→ Problem to solve
Go through the records below and copy out every line holding "icon".

----- Records for this exercise -----

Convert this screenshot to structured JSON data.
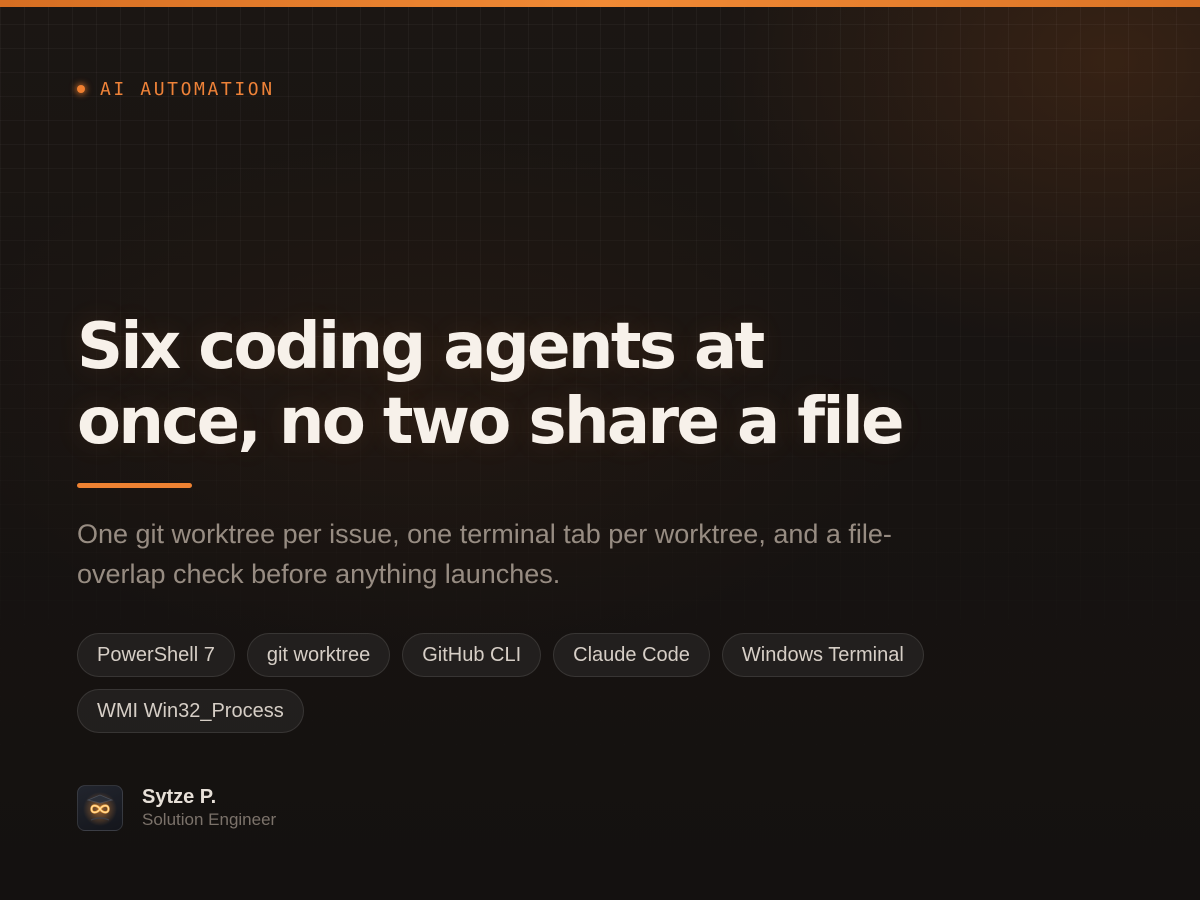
{
  "eyebrow": {
    "icon": "orange-dot-icon",
    "label": "AI AUTOMATION"
  },
  "headline": {
    "line1": "Six coding agents at",
    "line2": "once, no two share a file"
  },
  "subtitle": "One git worktree per issue, one terminal tab per worktree, and a file-overlap check before anything launches.",
  "tags": [
    "PowerShell 7",
    "git worktree",
    "GitHub CLI",
    "Claude Code",
    "Windows Terminal",
    "WMI Win32_Process"
  ],
  "author": {
    "avatar_icon": "infinity-logo-icon",
    "name": "Sytze P.",
    "role": "Solution Engineer"
  },
  "colors": {
    "accent": "#ee8232",
    "background": "#161210",
    "headline": "#f7f1ea",
    "body_text": "#978c82"
  }
}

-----

→ Reply
    "icon": "orange-dot-icon",
    "avatar_icon": "infinity-logo-icon",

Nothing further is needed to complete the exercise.